JVP has [also] long considered Zionism to be a form of white supremacy. That absurd [slander] became more prominent over the last year with the rise of the “alt-right.” As white supremacists maliciously drew spurious comparisons between Zionism and their own desire for a white ethno-state, JVP latched on to them as if they were legitimate. . . . .

[In short], it’s hard not to arrive at the conclusion that JVP is anti-Semitic. As such, it does not merit . . . [a] defense when it is excluded from Jewish communities and the Jewish state.

Read more at Forward

More about: Anti-Semitism, Anti-Zionism, Israel & Zionism, Jewish Voice for Peace

 

Putting Aside the Pious Lies about the Israel-Palestinian Conflict

Jan. 23 2018

In light of recent developments, including Mahmoud Abbas’s unusually frank speech to the Palestinian Liberation Organization’s leadership, Moshe Arens advocates jettisoning some frequently mouthed but clearly false assumptions about Israel’s situation, beginning with the idea that the U.S. should act as a neutral party in negotiations between Jerusalem and Ramallah. (Free registration may be required.)

The United States cannot be, and has never been, neutral in mediating the Israel-Palestinian conflict. It is the leader of the world’s democratic community of nations and cannot assume a neutral position between democratic Israel and the Palestinians, whether represented by an autocratic leadership that glorifies acts of terror or by Islamic fundamentalists who carry out acts of terror. . . .

In recent years the tectonic shifts in the Arab world, the lower price of oil, and the decreased importance attached to the Palestinian issue in much of the region, have essentially removed the main incentive the United States had in past years to stay involved in the conflict. . . .

Despite the conventional wisdom that the core issues—such as Jerusalem or the fate of Israeli settlements beyond the 1949 armistice lines—are the major stumbling blocks to an agreement, the issue for which there seems to be no solution in sight at the moment is making sure that any Israeli military withdrawal will not result in rockets being launched against Israel’s population centers from areas that are turned over to the Palestinians. . . .

Does that mean that Israel is left with a choice between a state with a Palestinian majority or an apartheid state, as claimed by Israel’s left?
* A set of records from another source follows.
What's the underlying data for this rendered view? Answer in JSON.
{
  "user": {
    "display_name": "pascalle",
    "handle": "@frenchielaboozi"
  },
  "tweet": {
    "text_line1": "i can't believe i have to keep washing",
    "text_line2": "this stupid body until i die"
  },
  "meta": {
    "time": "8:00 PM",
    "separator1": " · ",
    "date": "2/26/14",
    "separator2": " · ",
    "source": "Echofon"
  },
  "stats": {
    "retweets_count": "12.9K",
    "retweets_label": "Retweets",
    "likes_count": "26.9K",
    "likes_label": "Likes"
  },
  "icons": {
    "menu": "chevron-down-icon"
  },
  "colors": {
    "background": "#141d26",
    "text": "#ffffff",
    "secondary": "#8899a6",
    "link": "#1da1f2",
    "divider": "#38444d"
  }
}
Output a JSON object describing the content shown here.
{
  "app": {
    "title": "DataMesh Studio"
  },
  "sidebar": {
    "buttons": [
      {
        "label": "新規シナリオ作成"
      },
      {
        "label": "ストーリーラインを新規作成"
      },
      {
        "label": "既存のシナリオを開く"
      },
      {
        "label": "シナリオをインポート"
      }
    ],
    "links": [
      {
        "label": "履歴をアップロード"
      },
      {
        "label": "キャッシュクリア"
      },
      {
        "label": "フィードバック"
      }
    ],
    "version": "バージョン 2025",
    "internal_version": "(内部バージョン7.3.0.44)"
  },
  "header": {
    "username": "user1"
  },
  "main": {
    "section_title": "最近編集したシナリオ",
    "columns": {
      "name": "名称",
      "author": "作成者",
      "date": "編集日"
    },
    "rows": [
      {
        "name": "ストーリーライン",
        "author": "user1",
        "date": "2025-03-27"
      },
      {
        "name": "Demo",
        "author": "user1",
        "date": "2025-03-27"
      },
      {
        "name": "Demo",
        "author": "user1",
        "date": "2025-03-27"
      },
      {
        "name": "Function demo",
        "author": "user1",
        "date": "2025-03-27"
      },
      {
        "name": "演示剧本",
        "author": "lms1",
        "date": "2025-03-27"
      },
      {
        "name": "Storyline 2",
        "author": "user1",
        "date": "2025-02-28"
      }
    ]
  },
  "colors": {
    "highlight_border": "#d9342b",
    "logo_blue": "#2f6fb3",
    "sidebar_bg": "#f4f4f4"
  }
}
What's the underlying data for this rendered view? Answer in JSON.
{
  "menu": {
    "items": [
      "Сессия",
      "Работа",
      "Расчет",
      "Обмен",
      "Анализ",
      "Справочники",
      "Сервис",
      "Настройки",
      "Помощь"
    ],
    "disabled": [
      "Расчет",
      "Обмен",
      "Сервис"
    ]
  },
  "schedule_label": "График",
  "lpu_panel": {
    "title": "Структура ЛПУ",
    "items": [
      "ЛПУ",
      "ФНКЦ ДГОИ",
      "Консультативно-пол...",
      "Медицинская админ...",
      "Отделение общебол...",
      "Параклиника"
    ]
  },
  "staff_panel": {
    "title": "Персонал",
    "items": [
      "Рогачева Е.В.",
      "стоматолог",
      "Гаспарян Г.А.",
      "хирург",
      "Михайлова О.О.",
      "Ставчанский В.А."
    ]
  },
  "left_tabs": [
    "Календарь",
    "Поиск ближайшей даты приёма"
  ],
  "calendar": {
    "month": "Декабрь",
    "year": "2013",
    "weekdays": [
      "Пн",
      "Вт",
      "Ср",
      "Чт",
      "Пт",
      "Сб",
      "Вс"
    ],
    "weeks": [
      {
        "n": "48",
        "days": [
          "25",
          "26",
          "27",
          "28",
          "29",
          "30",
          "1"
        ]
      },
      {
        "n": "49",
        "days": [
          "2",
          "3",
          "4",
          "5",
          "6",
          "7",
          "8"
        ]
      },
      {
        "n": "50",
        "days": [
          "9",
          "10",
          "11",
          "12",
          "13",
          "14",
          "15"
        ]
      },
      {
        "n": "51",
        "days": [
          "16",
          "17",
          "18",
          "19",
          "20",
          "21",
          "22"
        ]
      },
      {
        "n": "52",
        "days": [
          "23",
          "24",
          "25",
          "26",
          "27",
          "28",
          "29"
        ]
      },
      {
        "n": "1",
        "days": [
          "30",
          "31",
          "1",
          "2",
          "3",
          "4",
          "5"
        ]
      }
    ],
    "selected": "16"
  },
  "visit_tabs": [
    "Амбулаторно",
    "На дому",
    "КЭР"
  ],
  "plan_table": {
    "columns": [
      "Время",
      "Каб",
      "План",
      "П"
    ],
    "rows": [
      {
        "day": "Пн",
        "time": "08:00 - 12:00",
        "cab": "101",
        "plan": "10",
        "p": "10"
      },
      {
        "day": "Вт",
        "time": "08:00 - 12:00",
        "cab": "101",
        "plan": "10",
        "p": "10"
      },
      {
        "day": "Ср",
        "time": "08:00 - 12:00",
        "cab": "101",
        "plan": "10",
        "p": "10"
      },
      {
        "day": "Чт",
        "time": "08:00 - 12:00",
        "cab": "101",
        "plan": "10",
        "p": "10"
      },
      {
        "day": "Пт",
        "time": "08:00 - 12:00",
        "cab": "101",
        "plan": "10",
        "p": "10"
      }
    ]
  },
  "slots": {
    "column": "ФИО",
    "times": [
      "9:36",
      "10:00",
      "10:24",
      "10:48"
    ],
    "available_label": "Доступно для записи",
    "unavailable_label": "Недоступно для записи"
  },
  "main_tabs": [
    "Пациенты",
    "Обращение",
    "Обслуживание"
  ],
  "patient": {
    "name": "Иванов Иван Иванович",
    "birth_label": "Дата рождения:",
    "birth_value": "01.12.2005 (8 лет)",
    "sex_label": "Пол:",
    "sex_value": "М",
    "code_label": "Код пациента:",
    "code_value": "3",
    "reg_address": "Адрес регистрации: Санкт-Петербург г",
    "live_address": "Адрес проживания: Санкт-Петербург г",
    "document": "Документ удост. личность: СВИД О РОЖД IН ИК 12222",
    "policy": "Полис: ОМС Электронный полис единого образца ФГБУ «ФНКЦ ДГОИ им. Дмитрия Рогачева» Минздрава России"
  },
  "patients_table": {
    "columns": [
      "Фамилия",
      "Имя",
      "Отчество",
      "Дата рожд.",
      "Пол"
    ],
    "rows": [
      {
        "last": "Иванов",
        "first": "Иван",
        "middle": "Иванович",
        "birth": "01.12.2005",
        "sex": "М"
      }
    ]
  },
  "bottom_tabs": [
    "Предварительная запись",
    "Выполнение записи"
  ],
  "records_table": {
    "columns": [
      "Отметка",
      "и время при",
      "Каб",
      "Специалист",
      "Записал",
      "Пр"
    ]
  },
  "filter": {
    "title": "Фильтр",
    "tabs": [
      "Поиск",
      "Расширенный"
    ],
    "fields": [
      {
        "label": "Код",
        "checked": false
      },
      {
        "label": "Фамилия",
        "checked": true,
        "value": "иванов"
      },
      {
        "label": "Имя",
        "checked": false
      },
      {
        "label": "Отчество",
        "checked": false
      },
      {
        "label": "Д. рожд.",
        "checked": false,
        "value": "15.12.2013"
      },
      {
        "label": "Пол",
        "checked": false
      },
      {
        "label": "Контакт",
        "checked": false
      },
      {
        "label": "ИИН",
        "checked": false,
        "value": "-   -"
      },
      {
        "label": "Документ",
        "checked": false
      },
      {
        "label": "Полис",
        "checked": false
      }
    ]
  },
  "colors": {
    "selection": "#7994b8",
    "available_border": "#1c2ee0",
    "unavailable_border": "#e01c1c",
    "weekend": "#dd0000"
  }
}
This imaginary dilemma is based on a deterministic theory of history, which disregards all other possible alternatives in the years to come, and on questionable demographic predictions. What the left is really saying is this: better rockets on Tel Aviv than a continuation of Israeli military control over Judea and Samaria. There is little support in Israel for that view.

Read more at Haaretz

More about: Israel & Zionism, Israeli-Palestinian Conflict, Mahmoud Abbas, Peace Process, US-Israel relations